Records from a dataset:
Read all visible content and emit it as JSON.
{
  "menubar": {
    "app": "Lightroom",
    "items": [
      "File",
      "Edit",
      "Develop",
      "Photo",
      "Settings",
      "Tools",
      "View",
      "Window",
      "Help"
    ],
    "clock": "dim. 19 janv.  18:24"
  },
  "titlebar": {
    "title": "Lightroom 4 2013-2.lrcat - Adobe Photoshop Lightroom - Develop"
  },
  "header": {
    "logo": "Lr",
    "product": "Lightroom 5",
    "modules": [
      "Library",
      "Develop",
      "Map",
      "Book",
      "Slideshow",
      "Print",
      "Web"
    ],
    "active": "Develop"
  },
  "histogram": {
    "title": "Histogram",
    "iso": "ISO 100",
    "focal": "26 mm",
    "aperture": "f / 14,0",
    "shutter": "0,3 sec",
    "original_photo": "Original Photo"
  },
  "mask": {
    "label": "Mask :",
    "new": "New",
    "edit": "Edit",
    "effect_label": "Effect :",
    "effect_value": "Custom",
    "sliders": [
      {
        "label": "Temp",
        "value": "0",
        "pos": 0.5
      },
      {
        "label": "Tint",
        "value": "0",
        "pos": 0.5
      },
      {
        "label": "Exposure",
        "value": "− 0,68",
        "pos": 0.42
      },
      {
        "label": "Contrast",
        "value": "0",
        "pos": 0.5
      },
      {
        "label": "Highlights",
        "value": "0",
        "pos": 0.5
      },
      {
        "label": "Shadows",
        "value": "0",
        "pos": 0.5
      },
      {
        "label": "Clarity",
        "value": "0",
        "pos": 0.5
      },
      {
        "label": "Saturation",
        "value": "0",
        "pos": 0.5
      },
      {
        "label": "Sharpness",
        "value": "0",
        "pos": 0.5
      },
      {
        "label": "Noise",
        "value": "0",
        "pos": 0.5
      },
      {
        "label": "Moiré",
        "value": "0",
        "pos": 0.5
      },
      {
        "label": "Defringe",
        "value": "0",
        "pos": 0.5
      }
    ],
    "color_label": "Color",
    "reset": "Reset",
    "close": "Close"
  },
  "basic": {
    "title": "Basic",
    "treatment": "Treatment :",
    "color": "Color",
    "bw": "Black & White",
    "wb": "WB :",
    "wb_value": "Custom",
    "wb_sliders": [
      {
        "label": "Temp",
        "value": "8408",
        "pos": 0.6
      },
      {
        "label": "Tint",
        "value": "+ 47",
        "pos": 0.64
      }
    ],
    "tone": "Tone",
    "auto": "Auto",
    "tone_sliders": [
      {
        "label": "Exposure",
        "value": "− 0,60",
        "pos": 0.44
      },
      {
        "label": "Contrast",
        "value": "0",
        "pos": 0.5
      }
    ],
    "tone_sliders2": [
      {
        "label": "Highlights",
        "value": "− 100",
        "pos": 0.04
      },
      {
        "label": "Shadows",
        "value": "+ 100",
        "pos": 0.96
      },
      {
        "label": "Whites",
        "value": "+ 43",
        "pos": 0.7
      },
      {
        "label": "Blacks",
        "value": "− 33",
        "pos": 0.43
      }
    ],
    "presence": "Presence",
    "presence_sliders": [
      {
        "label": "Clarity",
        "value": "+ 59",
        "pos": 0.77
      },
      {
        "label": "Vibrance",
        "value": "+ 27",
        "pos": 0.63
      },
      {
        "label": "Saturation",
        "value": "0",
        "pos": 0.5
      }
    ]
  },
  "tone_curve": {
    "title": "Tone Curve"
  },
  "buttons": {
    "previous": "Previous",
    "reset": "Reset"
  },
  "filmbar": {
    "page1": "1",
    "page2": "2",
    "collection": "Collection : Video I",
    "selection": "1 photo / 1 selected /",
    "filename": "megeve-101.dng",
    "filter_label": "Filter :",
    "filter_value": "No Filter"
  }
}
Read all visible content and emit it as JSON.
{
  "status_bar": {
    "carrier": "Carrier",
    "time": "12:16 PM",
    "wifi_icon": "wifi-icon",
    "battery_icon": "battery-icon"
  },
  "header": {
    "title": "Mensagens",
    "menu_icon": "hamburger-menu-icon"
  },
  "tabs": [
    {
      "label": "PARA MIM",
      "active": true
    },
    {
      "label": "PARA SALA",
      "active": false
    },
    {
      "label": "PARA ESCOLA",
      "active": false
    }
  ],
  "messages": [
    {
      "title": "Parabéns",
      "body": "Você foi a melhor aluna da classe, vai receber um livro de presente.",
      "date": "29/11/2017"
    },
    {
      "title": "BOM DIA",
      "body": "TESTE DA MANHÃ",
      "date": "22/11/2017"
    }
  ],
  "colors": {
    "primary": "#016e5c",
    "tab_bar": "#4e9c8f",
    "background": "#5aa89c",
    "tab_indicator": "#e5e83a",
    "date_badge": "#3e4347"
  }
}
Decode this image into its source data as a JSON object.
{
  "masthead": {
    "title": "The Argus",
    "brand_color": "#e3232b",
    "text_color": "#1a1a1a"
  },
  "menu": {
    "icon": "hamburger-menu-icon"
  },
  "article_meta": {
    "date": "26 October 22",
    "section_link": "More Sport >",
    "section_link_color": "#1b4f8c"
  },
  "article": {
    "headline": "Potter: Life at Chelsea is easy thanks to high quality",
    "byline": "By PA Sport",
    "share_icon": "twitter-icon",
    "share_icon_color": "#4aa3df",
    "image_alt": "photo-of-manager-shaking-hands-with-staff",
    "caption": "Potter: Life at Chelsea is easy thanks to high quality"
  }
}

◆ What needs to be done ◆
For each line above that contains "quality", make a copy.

◆ Solution ◆
    "headline": "Potter: Life at Chelsea is easy thanks to high quality",
    "caption": "Potter: Life at Chelsea is easy thanks to high quality"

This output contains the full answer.